* **What to do**: Using the listing below, report all lines holding the word "fill".

▼

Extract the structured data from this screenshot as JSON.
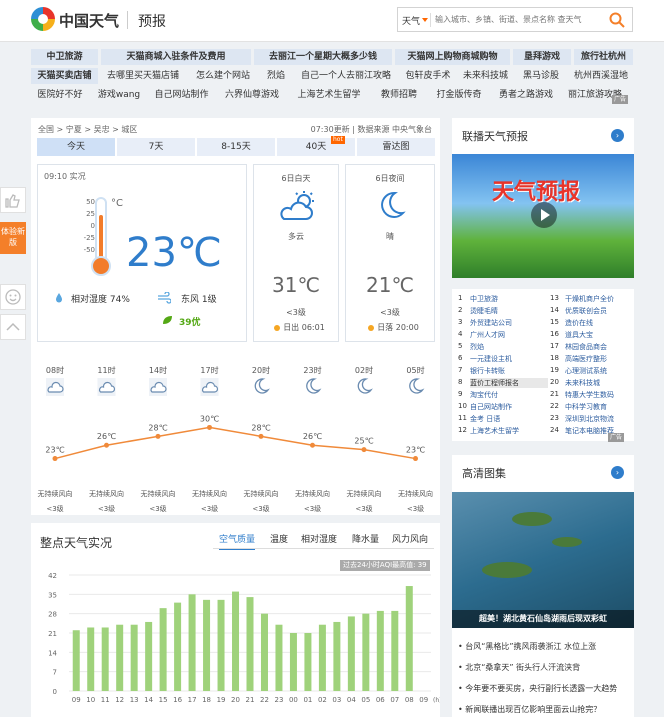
{
  "header": {
    "logo_text": "中国天气",
    "sub": "预报",
    "search_cat": "天气",
    "search_placeholder": "输入城市、乡镇、街道、景点名称 查天气"
  },
  "ads": {
    "row1": [
      "中卫旅游",
      "天猫商城入驻条件及费用",
      "去丽江一个星期大概多少钱",
      "天猫网上购物商城购物",
      "垦拜游戏",
      "旅行社杭州"
    ],
    "row2": [
      "天猫买卖店铺",
      "去哪里买天猫店铺",
      "怎么建个网站",
      "烈焰",
      "自己一个人去丽江攻略",
      "包轩皮手术",
      "未来科技城",
      "黑马诊股",
      "杭州西溪湿地"
    ],
    "row3": [
      "医院好不好",
      "游戏wang",
      "自己网站制作",
      "六界仙尊游戏",
      "上海艺术生留学",
      "教师招聘",
      "打金版传奇",
      "勇者之路游戏",
      "丽江旅游攻略"
    ],
    "badge": "广告"
  },
  "sidebar": {
    "new_label": "体验新版"
  },
  "main": {
    "crumb": "全国 > 宁夏 > 吴忠 > 城区",
    "source": "07:30更新 | 数据来源 中央气象台",
    "tabs": [
      "今天",
      "7天",
      "8-15天",
      "40天",
      "雷达图"
    ],
    "hot": "hot",
    "live": {
      "time": "09:10 实况",
      "scale": [
        "50",
        "25",
        "0",
        "-25",
        "-50"
      ],
      "unit": "°C",
      "temp": "23℃",
      "humidity": "相对湿度 74%",
      "wind": "东风 1级",
      "aqi": "39优",
      "thermo_level": 0.73
    },
    "day": {
      "title": "6日白天",
      "cond": "多云",
      "temp": "31℃",
      "wind": "<3级",
      "sun": "日出 06:01"
    },
    "night": {
      "title": "6日夜间",
      "cond": "晴",
      "temp": "21℃",
      "wind": "<3级",
      "sun": "日落 20:00"
    },
    "hourly": {
      "hours": [
        "08时",
        "11时",
        "14时",
        "17时",
        "20时",
        "23时",
        "02时",
        "05时"
      ],
      "icons": [
        "cloud-icon",
        "cloud-icon",
        "cloud-icon",
        "cloud-icon",
        "moon-icon",
        "moon-icon",
        "moon-icon",
        "moon-icon"
      ],
      "temps": [
        23,
        26,
        28,
        30,
        28,
        26,
        25,
        23
      ],
      "temp_labels": [
        "23℃",
        "26℃",
        "28℃",
        "30℃",
        "28℃",
        "26℃",
        "25℃",
        "23℃"
      ],
      "wind_dir": [
        "无持续风向",
        "无持续风向",
        "无持续风向",
        "无持续风向",
        "无持续风向",
        "无持续风向",
        "无持续风向",
        "无持续风向"
      ],
      "wind_lvl": [
        "<3级",
        "<3级",
        "<3级",
        "<3级",
        "<3级",
        "<3级",
        "<3级",
        "<3级"
      ]
    }
  },
  "obs": {
    "title": "整点天气实况",
    "tabs": [
      "空气质量",
      "温度",
      "相对湿度",
      "降水量",
      "风力风向"
    ],
    "note": "过去24小时AQI最高值: 39",
    "chart_data": {
      "type": "bar",
      "categories": [
        "09",
        "10",
        "11",
        "12",
        "13",
        "14",
        "15",
        "16",
        "17",
        "18",
        "19",
        "20",
        "21",
        "22",
        "23",
        "00",
        "01",
        "02",
        "03",
        "04",
        "05",
        "06",
        "07",
        "08",
        "09"
      ],
      "values": [
        22,
        23,
        23,
        24,
        24,
        25,
        30,
        32,
        35,
        33,
        33,
        36,
        34,
        28,
        24,
        21,
        21,
        24,
        25,
        27,
        28,
        29,
        29,
        38,
        null
      ],
      "ylim": [
        0,
        42
      ],
      "yticks": [
        0,
        7,
        14,
        21,
        28,
        35,
        42
      ],
      "color": "#9fd27b",
      "xunit": "(h)"
    }
  },
  "right": {
    "forecast_title": "联播天气预报",
    "video_title": "天气预报",
    "rank": [
      [
        "1",
        "中卫旅游",
        "13",
        "干燥机商户全价"
      ],
      [
        "2",
        "烫睫毛睛",
        "14",
        "优质联创会员"
      ],
      [
        "3",
        "外贸建站公司",
        "15",
        "造价在线"
      ],
      [
        "4",
        "广州人才网",
        "16",
        "道具大宝"
      ],
      [
        "5",
        "烈焰",
        "17",
        "林园食品商会"
      ],
      [
        "6",
        "一元建设主机",
        "18",
        "高端医疗整形"
      ],
      [
        "7",
        "银行卡转账",
        "19",
        "心理测试系统"
      ],
      [
        "8",
        "蓝价工程师报名",
        "20",
        "未来科技城"
      ],
      [
        "9",
        "淘宝代付",
        "21",
        "特惠大学生数码"
      ],
      [
        "10",
        "自己网站制作",
        "22",
        "中科学习教育"
      ],
      [
        "11",
        "金考 日语",
        "23",
        "深圳到北京物流"
      ],
      [
        "12",
        "上海艺术生留学",
        "24",
        "笔记本电脑推荐"
      ]
    ],
    "rank_badge": "广告",
    "gallery_title": "高清图集",
    "photo_caption": "超美！湖北黄石仙岛湖雨后现双彩虹",
    "news": [
      "台风“黑格比”携风雨袭浙江 水位上涨",
      "北京“桑拿天” 街头行人汗流浃背",
      "今年要不要买房，央行副行长透露一大趋势",
      "新闻联播出现百亿影响里面云山抢完？"
    ]
  }
}
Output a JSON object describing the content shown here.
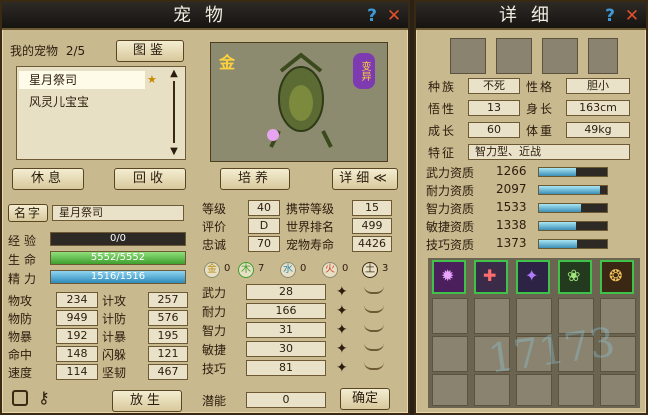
{
  "left": {
    "title": "宠物",
    "mypets_label": "我的宠物",
    "mypets_count": "2/5",
    "gallery_btn": "图鉴",
    "pets": [
      "星月祭司",
      "风灵儿宝宝"
    ],
    "element_badge": "金",
    "status_badge": "变异",
    "btn_rest": "休息",
    "btn_recall": "回收",
    "btn_train": "培养",
    "btn_detail": "详细",
    "name_label": "名字",
    "name_value": "星月祭司",
    "exp_label": "经验",
    "exp_value": "0/0",
    "hp_label": "生命",
    "hp_value": "5552/5552",
    "mp_label": "精力",
    "mp_value": "1516/1516",
    "stats": [
      {
        "l1": "物攻",
        "v1": "234",
        "l2": "计攻",
        "v2": "257"
      },
      {
        "l1": "物防",
        "v1": "949",
        "l2": "计防",
        "v2": "576"
      },
      {
        "l1": "物暴",
        "v1": "192",
        "l2": "计暴",
        "v2": "195"
      },
      {
        "l1": "命中",
        "v1": "148",
        "l2": "闪躲",
        "v2": "121"
      },
      {
        "l1": "速度",
        "v1": "114",
        "l2": "坚韧",
        "v2": "467"
      }
    ],
    "btn_release": "放生",
    "info": [
      {
        "l1": "等级",
        "v1": "40",
        "l2": "携带等级",
        "v2": "15"
      },
      {
        "l1": "评价",
        "v1": "D",
        "l2": "世界排名",
        "v2": "499"
      },
      {
        "l1": "忠诚",
        "v1": "70",
        "l2": "宠物寿命",
        "v2": "4426"
      }
    ],
    "elements": [
      {
        "name": "金",
        "value": "0"
      },
      {
        "name": "木",
        "value": "7"
      },
      {
        "name": "水",
        "value": "0"
      },
      {
        "name": "火",
        "value": "0"
      },
      {
        "name": "土",
        "value": "3"
      }
    ],
    "attrs": [
      {
        "label": "武力",
        "value": "28"
      },
      {
        "label": "耐力",
        "value": "166"
      },
      {
        "label": "智力",
        "value": "31"
      },
      {
        "label": "敏捷",
        "value": "30"
      },
      {
        "label": "技巧",
        "value": "81"
      }
    ],
    "potential_label": "潜能",
    "potential_value": "0",
    "confirm_btn": "确定"
  },
  "right": {
    "title": "详细",
    "race_label": "种族",
    "race_value": "不死",
    "temper_label": "性格",
    "temper_value": "胆小",
    "wit_label": "悟性",
    "wit_value": "13",
    "height_label": "身长",
    "height_value": "163cm",
    "growth_label": "成长",
    "growth_value": "60",
    "weight_label": "体重",
    "weight_value": "49kg",
    "trait_label": "特征",
    "trait_value": "智力型、近战",
    "aptitudes": [
      {
        "label": "武力资质",
        "value": "1266",
        "fill": 0.55
      },
      {
        "label": "耐力资质",
        "value": "2097",
        "fill": 0.9
      },
      {
        "label": "智力资质",
        "value": "1533",
        "fill": 0.62
      },
      {
        "label": "敏捷资质",
        "value": "1338",
        "fill": 0.55
      },
      {
        "label": "技巧资质",
        "value": "1373",
        "fill": 0.56
      }
    ],
    "watermark": "17173"
  }
}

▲

* **Written response**:
        "fill": 0.55
        "fill": 0.9
        "fill": 0.62
        "fill": 0.55
        "fill": 0.56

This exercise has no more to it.